#### [GIVEN INFORMATION]

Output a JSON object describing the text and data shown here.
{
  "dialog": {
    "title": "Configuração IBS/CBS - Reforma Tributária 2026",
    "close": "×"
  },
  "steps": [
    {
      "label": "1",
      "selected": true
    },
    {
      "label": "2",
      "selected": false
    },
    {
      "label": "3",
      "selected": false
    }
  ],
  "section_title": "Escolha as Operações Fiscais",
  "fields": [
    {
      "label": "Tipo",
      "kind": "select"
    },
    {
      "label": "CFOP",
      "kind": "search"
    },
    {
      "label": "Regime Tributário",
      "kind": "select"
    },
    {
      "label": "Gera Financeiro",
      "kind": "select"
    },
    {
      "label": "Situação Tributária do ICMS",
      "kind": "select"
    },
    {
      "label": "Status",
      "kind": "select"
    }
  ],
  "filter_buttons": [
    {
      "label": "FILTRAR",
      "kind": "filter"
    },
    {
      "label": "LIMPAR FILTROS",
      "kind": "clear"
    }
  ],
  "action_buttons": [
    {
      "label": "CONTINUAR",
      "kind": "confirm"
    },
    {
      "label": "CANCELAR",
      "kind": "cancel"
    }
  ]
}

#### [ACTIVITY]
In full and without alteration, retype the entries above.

#### [ANSWER BOX]
Output a JSON object describing the text and data shown here.
{
  "dialog": {
    "title": "Configuração IBS/CBS - Reforma Tributária 2026",
    "close": "×"
  },
  "steps": [
    {
      "label": "1",
      "selected": true
    },
    {
      "label": "2",
      "selected": false
    },
    {
      "label": "3",
      "selected": false
    }
  ],
  "section_title": "Escolha as Operações Fiscais",
  "fields": [
    {
      "label": "Tipo",
      "kind": "select"
    },
    {
      "label": "CFOP",
      "kind": "search"
    },
    {
      "label": "Regime Tributário",
      "kind": "select"
    },
    {
      "label": "Gera Financeiro",
      "kind": "select"
    },
    {
      "label": "Situação Tributária do ICMS",
      "kind": "select"
    },
    {
      "label": "Status",
      "kind": "select"
    }
  ],
  "filter_buttons": [
    {
      "label": "FILTRAR",
      "kind": "filter"
    },
    {
      "label": "LIMPAR FILTROS",
      "kind": "clear"
    }
  ],
  "action_buttons": [
    {
      "label": "CONTINUAR",
      "kind": "confirm"
    },
    {
      "label": "CANCELAR",
      "kind": "cancel"
    }
  ]
}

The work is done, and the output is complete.